The indefinable beauty of grace.
G. Campbell Morgan on the trait of God that defies definition.
Seeing as it is the namesake for this little publication, you’ve probably gathered that I am enthused every time I get to talk about the grace of our Lord Jesus Christ. Tracing the ways in which his gracious heart spills out in redemptive revelation is, perhaps, one of my favorite pastimes. Defining grace, however, is a different topic. Most often, you will find grace defined as “God’s unmerited favor.” That is, the unilateral love and compassion and pardon of God which reaches out to the wretched and weary sinner and draws them close into his righteous embrace. Irrespective of the manifold sins in the sinner’s life, the grace of the Father is extended to them in the body and blood of Son. I sort of like how David Jeremiah condenses this expansive work when he asserts that “grace is a five-letter word that is often spelled J-E-S-U-S” (21). That, I think, gets more to the heart of grace than anything else, seeing as it is the very heart of God himself — and who else but Jesus evinces God’s heart for the likes of you and me?
Nevertheless, there’s a part of me that is okay with not having a concrete definition of grace, seeing as it is the infinite spring of love which comes from God’s infinite heart. Who are we to put linguistic limits on that which is infinite? Such, I think, is what G. Campbell Morgan gets at in this brief excerpt where he alludes to the indefinable beauty of God’s grace. He writes:

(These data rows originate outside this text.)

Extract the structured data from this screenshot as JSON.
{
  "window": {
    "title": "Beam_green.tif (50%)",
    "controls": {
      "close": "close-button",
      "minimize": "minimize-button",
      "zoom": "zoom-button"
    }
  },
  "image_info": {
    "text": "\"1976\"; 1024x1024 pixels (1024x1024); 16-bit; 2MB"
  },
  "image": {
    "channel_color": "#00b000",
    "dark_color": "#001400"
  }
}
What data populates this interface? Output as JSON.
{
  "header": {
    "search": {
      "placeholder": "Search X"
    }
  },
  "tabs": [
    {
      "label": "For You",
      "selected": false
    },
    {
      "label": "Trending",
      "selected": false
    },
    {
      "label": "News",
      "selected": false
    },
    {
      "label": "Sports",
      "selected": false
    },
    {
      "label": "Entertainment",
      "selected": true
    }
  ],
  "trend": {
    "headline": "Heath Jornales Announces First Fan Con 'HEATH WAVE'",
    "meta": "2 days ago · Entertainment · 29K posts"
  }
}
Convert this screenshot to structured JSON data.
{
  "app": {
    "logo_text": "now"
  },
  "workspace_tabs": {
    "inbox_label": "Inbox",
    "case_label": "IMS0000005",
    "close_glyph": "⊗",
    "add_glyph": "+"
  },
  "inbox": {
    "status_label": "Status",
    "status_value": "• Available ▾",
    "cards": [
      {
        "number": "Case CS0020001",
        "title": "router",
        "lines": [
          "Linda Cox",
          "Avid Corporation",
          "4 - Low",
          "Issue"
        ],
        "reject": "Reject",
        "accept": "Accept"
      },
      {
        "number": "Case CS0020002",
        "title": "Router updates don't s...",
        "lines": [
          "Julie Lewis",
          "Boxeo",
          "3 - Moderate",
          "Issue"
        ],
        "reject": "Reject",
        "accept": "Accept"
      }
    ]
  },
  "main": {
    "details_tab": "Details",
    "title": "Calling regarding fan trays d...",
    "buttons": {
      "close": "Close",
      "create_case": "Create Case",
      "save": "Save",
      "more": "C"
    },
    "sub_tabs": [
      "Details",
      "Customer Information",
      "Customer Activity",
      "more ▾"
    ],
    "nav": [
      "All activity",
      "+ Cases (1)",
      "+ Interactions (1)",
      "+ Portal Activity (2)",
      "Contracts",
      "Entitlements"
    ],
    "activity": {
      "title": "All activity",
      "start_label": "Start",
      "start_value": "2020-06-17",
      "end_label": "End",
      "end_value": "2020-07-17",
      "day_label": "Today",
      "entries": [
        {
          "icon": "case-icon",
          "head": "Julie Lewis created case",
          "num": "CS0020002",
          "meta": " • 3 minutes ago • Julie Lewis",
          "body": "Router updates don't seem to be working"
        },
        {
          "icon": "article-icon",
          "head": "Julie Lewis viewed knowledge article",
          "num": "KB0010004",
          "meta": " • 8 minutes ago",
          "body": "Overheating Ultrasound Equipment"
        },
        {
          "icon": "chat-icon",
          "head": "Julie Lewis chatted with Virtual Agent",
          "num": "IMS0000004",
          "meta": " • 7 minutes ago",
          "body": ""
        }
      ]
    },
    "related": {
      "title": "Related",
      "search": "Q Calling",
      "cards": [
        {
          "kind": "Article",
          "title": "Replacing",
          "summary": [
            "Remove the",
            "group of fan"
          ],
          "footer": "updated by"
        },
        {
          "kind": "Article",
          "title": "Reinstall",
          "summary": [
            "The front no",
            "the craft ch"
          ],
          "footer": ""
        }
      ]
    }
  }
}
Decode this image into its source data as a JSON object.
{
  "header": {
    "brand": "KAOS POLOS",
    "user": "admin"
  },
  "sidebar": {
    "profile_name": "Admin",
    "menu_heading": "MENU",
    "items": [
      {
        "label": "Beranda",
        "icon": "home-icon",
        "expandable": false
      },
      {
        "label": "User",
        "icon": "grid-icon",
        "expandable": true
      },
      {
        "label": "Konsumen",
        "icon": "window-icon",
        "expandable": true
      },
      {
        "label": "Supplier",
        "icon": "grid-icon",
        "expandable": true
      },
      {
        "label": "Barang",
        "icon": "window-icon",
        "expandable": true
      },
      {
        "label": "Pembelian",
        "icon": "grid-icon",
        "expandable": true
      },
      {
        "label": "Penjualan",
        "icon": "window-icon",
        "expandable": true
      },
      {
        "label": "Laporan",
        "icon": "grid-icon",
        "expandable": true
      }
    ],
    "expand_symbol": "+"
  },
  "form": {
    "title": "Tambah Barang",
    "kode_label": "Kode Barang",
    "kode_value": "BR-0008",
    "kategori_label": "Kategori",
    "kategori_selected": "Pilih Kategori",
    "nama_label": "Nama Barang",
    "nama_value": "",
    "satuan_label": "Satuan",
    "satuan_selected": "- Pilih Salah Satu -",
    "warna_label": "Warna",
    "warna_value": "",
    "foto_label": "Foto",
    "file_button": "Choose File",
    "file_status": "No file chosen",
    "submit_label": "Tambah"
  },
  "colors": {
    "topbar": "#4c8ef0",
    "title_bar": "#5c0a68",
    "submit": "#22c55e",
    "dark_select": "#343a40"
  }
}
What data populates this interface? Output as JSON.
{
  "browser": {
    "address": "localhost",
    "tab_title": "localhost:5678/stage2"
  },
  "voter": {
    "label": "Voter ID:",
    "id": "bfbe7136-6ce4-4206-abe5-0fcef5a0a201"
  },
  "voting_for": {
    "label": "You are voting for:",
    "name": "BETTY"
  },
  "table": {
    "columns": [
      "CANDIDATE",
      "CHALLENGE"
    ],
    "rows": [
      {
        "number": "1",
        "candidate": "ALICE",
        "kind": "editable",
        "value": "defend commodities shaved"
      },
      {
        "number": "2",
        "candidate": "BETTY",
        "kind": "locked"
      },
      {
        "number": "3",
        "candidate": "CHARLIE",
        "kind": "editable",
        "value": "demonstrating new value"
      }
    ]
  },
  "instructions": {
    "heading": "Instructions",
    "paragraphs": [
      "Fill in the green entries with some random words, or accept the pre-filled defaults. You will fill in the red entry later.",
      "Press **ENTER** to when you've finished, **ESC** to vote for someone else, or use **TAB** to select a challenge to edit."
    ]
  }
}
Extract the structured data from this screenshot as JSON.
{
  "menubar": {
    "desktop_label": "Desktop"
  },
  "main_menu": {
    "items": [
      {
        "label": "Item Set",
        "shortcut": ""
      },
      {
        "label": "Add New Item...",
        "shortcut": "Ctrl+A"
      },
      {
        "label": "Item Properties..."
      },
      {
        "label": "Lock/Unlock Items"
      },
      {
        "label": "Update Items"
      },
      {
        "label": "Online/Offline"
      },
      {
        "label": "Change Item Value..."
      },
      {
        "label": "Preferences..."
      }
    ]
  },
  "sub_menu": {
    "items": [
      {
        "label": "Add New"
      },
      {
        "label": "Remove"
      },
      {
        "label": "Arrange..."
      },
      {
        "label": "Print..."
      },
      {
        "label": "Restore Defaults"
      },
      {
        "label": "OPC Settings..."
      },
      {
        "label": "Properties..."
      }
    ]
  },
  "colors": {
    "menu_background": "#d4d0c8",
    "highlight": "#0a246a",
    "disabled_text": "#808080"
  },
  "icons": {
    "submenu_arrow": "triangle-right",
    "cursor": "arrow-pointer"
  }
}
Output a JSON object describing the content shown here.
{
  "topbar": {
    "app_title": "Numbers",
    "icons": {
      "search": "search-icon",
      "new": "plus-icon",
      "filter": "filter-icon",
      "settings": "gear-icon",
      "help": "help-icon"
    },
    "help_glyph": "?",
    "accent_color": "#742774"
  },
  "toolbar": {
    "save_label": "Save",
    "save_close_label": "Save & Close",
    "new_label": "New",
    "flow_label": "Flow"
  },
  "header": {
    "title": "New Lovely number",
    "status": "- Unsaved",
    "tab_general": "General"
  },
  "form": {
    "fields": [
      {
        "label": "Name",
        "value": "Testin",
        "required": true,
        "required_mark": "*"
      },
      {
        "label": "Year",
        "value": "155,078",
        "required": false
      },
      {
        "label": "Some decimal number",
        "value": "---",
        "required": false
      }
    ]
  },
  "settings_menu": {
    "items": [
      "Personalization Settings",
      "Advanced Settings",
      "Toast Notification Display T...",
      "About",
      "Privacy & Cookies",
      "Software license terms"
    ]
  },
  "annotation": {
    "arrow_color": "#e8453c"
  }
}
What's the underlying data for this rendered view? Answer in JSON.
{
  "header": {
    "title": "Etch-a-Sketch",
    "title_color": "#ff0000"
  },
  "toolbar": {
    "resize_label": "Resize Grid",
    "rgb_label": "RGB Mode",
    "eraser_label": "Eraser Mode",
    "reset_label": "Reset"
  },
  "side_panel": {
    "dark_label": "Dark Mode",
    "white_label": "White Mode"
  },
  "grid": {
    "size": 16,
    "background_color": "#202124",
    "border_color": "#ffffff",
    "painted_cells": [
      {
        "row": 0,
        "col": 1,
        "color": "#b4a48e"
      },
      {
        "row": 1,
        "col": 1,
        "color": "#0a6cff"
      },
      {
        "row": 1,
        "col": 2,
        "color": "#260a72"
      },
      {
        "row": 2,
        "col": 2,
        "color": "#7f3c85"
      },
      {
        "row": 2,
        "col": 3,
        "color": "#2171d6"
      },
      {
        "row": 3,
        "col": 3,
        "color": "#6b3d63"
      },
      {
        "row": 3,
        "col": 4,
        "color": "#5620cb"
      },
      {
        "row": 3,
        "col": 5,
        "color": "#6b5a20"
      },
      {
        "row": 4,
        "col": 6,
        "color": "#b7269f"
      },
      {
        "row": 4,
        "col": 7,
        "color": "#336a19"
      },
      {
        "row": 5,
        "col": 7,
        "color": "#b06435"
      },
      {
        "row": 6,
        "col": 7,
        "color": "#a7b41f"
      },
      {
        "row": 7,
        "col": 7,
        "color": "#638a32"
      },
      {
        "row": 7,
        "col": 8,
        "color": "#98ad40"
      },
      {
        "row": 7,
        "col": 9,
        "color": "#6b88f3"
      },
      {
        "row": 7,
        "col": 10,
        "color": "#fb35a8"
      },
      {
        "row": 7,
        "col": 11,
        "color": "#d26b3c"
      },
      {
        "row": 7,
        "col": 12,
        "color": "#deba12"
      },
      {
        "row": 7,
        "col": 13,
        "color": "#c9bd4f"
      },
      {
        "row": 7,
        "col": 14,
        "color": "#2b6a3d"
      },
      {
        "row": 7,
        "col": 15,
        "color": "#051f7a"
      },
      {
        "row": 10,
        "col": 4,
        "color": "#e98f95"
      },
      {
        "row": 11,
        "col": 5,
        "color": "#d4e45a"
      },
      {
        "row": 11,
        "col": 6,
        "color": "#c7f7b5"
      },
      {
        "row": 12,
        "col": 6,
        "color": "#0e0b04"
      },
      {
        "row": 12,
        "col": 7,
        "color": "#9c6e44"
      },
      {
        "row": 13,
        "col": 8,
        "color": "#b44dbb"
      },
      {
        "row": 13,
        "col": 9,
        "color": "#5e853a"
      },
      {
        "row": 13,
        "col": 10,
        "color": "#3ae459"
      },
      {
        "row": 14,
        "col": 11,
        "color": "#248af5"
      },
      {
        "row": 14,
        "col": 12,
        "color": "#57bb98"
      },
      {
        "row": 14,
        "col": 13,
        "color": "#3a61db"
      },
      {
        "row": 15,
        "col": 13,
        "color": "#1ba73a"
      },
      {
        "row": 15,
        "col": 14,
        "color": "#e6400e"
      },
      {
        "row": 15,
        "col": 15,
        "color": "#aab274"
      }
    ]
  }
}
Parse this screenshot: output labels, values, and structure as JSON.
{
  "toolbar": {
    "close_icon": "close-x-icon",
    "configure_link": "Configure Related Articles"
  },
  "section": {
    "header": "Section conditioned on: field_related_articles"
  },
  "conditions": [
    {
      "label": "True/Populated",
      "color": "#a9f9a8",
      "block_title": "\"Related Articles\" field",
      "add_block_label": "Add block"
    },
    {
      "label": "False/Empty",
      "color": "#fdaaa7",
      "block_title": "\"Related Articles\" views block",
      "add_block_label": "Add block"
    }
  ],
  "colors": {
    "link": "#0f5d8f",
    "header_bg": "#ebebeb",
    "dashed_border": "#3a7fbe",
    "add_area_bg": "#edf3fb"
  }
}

Grace defies definition as surely as love defies definition, and as certainly as God defies definition. Grace is love in itself and in all its abounding activities, and love is God in Himself and in all His wondrous attributes. Who, then, can define grace? In its application to human need our fathers defined grace perfectly when they declared that grace is free, unmerited favor. But grace existed before favor was needed. Grace was in the heart of God before it was necessary that it should be operative in the interests of men. There is no definition of grace save by the way of the activity of grace. I know what grace is when I observe what grace accomplishes. I understand the real meaning of the grace of God only when I am brought to an apprehension of what grace does. (7.131)
In the end, we don’t necessarily need to arrive at a pat definition of grace in order to worship the God who dispenses so abundantly, so willingly, so freely. The liberality of his heart is seen in the ways in which he deals with such feckless wrecks like you and me. That’s the grace that “defies definition,” that sustains our days, and brings us home. Amazing grace, indeed.
Grace to you, friends.
David Jeremiah, Captured by Grace: No One Is Beyond the Reach of a Loving God (Brentwood, TN: Integrity Publishers, 2006).
G. Campbell Morgan, The Westminster Pulpit: The Preaching of G. Campbell Morgan, Vols. 1–10 (Fincastle, VA: Scripture Truth Book Co., 1954).